Restrict access to only allow access to the UConn campus additonally requiring the users ‘guest’ or ‘nobody’.
AuthUserFile /public_html/restricted/.htpasswd AuthName "ByDomainAndUser" AuthType Basic order deny,allow deny from all allow from 137.99. require user guest nobody require user nobody
Conversely, you can allow access to the UConn campus, AND to users outside of UConn who have valid user name and password pair. This is accomplished by including the “satisfy any” directive in the .htaccess file. Example:
AuthType Basic AuthUserFile /www/foo/.htpasswd AuthName "byDomainOrUser" order deny,allow deny from all allow from 128.125. require valid-user satisfy any
Protecting Your .htaccess & .htpasswd Files
The use of .htaccess poses an interesting problem. In order to protect your files with .htaccess and .htpasswd these files must be readable by the Web Server. However, if the Web Server can read these files so can anyone! Even though the password file is encrypted DOES NOT mean that someone can not download the file and attempt to decrypt the passwords it contains! (This can be done in a number of ways, take my word for it.)
With Apache we protect against this situation by adding the
require valid-user entry to the .htaccess file. You can not use UNIX permissions since that would conflict with the Web Server’s need to have read access to the files you wish to serve over the Internet.
I entered the restricted page by entering my password successfully. I proceeded to leave the page and surf the Internet. Later I returned to the restricted page and I was not prompted for a password, what’s wrong?!

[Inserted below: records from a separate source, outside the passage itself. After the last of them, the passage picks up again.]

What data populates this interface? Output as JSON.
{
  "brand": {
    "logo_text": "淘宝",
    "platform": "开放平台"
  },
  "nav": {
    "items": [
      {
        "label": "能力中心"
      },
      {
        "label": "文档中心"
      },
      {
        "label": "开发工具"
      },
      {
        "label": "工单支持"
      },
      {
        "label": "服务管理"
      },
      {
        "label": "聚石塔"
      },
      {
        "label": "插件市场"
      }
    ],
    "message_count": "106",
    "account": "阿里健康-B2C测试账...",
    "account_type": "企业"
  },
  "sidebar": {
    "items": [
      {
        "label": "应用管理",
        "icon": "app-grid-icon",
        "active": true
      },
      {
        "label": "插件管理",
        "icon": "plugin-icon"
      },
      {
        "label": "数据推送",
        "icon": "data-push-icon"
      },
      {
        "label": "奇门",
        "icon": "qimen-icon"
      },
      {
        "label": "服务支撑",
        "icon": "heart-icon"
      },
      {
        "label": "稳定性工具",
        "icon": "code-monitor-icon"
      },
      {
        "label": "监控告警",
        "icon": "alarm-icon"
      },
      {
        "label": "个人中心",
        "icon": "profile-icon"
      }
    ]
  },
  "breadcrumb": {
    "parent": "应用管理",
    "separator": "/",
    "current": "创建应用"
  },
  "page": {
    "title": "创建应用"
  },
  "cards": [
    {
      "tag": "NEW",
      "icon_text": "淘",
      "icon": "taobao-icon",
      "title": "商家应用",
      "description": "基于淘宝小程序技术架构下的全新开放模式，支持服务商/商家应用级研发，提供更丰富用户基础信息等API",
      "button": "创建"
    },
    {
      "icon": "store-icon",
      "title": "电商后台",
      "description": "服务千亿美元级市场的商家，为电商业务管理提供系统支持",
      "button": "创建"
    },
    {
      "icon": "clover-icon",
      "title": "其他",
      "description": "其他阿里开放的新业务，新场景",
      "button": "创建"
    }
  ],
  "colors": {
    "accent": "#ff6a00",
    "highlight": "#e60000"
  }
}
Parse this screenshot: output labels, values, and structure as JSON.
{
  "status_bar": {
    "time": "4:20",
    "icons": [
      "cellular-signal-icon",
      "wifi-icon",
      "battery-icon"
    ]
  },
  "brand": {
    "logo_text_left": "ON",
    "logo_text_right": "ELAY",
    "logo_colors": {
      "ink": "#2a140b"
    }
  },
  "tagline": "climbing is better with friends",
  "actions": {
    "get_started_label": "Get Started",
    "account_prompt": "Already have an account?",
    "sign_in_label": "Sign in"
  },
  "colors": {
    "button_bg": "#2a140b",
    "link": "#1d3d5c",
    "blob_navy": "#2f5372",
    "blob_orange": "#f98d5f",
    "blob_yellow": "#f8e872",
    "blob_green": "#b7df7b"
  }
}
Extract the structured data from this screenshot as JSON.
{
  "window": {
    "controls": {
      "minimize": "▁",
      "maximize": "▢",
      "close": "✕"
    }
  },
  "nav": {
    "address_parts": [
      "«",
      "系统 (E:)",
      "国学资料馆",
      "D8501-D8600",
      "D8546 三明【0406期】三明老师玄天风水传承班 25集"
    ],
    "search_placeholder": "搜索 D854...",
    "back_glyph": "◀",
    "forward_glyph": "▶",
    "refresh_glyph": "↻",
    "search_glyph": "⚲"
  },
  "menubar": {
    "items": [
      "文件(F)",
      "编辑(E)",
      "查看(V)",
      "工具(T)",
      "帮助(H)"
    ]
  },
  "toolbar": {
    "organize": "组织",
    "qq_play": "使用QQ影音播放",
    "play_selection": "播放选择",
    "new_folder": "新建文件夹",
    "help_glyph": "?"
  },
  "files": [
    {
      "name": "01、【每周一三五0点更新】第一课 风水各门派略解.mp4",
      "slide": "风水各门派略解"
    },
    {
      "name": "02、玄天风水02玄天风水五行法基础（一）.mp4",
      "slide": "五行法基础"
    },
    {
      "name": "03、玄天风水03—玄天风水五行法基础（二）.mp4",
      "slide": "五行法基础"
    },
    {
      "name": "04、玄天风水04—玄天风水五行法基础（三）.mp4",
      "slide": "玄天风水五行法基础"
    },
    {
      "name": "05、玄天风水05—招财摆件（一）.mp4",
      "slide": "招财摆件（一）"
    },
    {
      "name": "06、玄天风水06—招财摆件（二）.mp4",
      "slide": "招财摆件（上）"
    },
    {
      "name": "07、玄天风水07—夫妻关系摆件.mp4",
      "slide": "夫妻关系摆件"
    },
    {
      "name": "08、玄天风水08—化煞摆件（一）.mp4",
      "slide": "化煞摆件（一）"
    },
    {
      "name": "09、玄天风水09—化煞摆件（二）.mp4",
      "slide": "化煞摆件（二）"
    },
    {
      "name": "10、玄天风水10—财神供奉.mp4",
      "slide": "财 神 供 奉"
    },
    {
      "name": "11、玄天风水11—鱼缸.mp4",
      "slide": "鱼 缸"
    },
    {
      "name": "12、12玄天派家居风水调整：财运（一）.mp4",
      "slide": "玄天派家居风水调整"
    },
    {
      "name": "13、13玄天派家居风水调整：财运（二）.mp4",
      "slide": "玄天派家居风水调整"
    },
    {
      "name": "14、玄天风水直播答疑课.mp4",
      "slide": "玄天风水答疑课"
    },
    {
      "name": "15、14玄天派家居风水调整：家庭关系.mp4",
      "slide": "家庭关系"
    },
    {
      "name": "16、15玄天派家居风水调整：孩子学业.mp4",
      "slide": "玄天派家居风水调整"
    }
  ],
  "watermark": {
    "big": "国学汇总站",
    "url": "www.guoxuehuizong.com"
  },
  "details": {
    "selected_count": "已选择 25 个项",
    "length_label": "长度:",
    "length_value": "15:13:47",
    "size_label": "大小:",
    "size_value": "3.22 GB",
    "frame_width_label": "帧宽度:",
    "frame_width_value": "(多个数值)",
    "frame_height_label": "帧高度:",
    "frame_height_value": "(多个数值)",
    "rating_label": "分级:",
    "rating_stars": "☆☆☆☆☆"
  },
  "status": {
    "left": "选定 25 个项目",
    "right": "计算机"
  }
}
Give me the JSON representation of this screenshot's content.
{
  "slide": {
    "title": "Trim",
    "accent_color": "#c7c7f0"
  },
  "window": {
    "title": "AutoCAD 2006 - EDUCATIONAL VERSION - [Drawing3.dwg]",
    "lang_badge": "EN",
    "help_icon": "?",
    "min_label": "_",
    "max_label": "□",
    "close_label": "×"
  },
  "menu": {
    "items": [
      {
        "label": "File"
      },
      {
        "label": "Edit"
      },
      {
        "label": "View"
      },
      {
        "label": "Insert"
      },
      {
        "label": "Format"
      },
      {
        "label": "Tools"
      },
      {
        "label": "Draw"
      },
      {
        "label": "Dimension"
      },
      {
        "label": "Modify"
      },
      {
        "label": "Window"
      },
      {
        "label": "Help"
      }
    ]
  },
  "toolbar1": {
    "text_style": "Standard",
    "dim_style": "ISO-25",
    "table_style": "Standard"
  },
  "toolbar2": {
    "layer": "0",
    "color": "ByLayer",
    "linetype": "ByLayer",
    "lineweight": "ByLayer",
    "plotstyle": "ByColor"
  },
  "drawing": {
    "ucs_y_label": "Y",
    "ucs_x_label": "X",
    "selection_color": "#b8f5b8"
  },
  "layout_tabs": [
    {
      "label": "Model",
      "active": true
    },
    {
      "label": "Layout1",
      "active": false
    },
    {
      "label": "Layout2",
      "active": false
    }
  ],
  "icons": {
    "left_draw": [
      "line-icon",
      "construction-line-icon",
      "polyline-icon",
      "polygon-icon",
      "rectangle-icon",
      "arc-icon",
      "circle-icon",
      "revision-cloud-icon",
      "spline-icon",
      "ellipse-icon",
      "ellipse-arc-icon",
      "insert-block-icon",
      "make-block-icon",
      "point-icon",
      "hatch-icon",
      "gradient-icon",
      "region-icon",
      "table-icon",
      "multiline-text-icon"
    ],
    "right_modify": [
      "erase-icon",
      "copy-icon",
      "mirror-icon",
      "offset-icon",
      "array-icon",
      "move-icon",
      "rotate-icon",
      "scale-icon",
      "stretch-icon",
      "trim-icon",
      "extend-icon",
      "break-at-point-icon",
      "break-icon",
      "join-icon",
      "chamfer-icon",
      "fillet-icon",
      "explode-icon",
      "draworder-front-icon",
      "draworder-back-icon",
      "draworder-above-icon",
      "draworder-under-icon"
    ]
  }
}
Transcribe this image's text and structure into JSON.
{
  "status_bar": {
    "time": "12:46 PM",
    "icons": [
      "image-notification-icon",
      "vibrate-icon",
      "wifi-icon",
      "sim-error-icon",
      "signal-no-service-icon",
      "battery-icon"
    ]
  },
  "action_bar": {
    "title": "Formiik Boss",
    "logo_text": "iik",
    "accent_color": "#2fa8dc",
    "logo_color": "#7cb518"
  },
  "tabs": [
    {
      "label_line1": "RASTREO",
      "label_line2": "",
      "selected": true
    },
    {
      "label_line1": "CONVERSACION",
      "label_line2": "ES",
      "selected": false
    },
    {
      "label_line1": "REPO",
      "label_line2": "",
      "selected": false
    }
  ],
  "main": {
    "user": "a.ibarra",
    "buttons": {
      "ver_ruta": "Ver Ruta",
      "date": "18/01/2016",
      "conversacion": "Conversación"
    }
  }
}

Nothing is wrong! Once your user name and password are authenticated your ‘session’ is tied to your browser. If you were to terminate all browser sessions that you are running and then restart them, you would be prompted for a user name and password again. This is an important fact and you may want to make your users aware of this especially if users may access the restricted materials from ‘public’ machines.